In college, I wouldn’t commit to relationships because I thought I was moving home after graduation. Right out of college, I didn’t enter any because of the same reason. Professionally, I take jobs I don’t actually enjoy out of fear that if I found a good job I love, it’d only be harder for me to move. Everything is decided with that fear. If I fall in love out here, I can’t imagine raising a family away from my mom. If I find an apartment that feels like home, I’ll feel comfortable and consider Chicago home. Everything had the constant echo of: If I admit to myself that I love living here more than I’d love living back home, it means I don’t love my family.
Here is where I am crystal clear about the fact my family NEVER, EVER, made me feel guilty about moving far from home. They were in the trenches with me. They saw how I was before I moved & the person I became by leaving. It never had anything to do with them. If they wanted to relocate to the apartment next to me, I’d be through the moon. But I had just been through so much in my city and needed to move away from the trauma I suffered so I could find myself. So my family never once asked me to move back, no matter how much they may want me to.

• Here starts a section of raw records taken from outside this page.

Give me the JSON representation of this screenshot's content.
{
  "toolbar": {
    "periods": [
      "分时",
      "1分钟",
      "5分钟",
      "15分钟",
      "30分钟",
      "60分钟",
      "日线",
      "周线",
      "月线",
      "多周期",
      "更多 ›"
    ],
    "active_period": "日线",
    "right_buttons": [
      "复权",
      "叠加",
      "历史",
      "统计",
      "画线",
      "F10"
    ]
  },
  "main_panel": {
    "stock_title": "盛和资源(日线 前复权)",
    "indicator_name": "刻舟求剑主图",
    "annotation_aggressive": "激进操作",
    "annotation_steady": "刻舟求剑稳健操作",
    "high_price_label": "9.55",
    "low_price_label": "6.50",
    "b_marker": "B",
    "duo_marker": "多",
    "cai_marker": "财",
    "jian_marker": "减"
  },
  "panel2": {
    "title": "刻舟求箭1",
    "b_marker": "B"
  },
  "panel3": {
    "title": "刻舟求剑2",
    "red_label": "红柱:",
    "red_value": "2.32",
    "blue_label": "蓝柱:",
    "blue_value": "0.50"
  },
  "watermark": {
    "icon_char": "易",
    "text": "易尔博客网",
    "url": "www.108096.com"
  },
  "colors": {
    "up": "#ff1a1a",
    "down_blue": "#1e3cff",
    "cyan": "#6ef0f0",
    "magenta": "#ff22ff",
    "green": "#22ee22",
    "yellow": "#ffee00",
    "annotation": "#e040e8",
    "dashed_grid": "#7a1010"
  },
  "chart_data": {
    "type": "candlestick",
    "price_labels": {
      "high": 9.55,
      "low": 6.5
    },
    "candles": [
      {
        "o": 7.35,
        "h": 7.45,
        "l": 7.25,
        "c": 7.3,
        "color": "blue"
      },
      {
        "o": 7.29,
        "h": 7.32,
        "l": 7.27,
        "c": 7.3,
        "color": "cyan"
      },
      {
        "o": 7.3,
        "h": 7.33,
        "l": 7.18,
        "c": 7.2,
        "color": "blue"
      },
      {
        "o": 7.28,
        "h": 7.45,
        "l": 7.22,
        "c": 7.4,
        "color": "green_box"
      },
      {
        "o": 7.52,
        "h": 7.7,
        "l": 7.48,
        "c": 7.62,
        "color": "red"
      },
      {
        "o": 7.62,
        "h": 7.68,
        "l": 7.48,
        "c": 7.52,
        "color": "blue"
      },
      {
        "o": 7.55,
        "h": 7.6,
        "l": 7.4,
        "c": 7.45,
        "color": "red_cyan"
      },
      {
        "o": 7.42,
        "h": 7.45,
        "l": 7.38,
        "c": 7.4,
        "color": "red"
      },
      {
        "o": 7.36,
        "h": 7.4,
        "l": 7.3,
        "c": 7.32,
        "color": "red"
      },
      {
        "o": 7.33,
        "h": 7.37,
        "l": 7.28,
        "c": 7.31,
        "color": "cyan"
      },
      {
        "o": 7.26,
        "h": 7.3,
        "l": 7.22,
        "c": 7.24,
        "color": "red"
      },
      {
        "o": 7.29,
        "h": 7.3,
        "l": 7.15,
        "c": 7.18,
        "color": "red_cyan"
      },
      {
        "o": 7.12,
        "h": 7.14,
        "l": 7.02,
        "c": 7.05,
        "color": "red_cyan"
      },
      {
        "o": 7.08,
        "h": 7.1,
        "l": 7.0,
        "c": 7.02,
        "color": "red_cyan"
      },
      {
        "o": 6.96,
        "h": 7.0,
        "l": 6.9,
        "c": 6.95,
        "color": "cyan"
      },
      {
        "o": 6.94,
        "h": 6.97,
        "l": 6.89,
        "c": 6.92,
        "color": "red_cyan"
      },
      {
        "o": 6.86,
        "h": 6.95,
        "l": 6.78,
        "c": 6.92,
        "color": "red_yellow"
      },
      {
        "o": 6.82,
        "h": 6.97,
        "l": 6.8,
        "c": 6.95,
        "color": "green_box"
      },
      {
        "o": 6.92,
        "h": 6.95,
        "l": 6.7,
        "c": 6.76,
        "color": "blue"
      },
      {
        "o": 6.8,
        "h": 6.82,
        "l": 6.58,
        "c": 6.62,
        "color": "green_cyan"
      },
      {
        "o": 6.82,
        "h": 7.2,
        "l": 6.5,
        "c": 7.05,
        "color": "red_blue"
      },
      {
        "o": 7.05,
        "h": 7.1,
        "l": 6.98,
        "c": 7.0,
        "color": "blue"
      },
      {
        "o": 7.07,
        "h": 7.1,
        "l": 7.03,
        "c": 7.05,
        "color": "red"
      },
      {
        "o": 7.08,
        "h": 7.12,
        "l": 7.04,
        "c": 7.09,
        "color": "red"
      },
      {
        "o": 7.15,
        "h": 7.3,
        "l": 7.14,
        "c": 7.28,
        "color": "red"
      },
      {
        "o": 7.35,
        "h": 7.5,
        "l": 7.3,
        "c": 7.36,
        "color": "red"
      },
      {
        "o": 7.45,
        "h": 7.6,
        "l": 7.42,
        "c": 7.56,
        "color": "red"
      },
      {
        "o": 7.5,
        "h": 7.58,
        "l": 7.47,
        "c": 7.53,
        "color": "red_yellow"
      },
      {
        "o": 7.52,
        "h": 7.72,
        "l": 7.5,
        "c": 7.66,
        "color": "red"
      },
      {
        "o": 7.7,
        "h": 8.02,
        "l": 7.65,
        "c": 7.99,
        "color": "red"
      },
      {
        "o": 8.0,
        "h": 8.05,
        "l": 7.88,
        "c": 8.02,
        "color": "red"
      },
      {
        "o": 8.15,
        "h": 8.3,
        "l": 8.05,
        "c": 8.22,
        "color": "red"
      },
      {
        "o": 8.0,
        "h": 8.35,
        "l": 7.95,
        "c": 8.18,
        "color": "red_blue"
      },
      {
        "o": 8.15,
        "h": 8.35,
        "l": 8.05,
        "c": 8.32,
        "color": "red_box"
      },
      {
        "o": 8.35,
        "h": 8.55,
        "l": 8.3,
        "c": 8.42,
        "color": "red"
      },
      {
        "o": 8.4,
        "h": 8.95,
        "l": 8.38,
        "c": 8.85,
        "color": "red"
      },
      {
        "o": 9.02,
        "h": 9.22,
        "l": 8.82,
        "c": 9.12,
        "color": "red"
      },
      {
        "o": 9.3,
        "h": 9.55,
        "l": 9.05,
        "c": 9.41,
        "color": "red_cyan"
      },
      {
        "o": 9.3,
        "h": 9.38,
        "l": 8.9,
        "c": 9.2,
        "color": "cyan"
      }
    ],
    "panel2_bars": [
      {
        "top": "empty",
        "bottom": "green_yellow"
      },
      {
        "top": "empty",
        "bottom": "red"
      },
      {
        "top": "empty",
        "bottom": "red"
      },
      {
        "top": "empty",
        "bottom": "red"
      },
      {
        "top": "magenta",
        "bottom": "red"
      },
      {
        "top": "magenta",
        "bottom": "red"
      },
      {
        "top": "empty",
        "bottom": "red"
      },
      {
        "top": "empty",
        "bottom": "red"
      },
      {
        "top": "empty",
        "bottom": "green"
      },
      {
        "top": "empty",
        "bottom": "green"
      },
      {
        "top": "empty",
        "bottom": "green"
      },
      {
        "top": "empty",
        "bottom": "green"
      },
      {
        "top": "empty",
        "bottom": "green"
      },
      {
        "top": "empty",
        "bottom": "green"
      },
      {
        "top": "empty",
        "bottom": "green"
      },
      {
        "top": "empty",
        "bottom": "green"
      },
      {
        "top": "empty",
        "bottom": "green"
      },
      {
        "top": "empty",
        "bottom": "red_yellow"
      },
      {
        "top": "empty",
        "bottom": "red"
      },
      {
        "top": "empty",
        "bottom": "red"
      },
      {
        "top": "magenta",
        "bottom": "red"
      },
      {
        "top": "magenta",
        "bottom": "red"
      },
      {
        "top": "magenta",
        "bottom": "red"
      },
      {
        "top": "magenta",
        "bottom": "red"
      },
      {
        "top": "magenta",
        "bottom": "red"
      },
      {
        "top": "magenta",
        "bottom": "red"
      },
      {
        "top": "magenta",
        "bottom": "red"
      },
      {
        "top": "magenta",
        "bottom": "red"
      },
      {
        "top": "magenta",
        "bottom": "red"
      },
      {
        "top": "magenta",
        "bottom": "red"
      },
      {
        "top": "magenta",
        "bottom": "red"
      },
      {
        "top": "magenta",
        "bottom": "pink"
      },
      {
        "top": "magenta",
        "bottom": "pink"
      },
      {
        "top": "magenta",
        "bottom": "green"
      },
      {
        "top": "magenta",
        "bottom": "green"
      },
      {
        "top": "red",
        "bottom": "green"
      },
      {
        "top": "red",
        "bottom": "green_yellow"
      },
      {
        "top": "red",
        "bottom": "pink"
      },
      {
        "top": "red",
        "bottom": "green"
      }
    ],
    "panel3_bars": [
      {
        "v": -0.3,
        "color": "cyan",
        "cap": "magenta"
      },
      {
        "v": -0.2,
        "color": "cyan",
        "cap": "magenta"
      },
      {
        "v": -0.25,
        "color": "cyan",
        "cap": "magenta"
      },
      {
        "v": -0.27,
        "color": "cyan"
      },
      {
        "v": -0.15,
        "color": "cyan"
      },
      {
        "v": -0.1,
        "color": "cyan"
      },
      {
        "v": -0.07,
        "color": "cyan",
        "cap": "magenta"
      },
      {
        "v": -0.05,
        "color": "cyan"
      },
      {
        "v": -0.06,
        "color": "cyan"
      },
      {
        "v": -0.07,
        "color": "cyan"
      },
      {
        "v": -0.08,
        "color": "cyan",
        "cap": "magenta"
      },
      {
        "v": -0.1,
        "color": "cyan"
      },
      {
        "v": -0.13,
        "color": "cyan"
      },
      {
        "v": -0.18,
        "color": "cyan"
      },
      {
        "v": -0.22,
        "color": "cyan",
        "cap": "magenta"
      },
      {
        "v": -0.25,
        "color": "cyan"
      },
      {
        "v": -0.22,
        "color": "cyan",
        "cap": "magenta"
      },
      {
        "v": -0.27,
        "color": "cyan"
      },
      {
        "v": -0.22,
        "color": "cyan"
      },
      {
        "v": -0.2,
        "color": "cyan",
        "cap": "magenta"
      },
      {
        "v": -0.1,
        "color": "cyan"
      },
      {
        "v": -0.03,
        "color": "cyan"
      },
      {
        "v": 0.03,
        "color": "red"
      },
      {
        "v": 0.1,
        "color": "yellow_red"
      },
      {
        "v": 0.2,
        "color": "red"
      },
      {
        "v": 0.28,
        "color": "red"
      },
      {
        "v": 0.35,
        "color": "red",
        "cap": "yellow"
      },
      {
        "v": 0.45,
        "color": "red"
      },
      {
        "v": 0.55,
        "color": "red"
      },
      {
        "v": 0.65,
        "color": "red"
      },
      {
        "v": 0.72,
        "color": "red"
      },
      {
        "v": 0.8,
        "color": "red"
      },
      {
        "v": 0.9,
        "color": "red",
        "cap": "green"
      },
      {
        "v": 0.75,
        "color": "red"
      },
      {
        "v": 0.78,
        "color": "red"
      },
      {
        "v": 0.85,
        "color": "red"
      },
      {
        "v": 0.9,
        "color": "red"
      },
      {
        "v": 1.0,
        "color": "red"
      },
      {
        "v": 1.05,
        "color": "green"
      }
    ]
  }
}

When Nora was born, I thought I would move home. I even said I would. But here’s where Landslide comes back in. I had this realization one day that she can’t be the reason I move home. If I want to move back home, it has to be because it’s the right move for me. For my everyday happiness. Not because I miss my niece. That’s my brother’s family unit, not mine. And I can’t continue to make decisions off the life someone else already set up.
So last year, I told myself to live the next year like I’m never going to leave Chicago. Where will that bring me? What sort of professional & personal success may that bring? Believe me when I tell you it was one of the best years yet. Not only did I thrive here, but I went home to visit a lot more. I learned that I could live far from home but still be around for the smaller memories like bedtime stories, first baseball games and boardwalk weekends. It’s a little more difficult to plan, but it’s possible. And for the first time in a long time, I can envision how it may work out.
All because I decided to stop trying to build a life around someone else and instead figure out what my own life may look like.
So, with two feet in Chicago (for now…), I spent the last year learning who I am without being so heavily influenced by the people in my life. I started being unafraid in making my needs and opinions known, even if they differ from someone I love’s. I’m no longer afraid of changing and living an authentic life because it may not coincide with the individual lives my family members are building. And slowly, I’m finding my voice again. It took time, but it’s strong and unwavering.
Time made me bolder.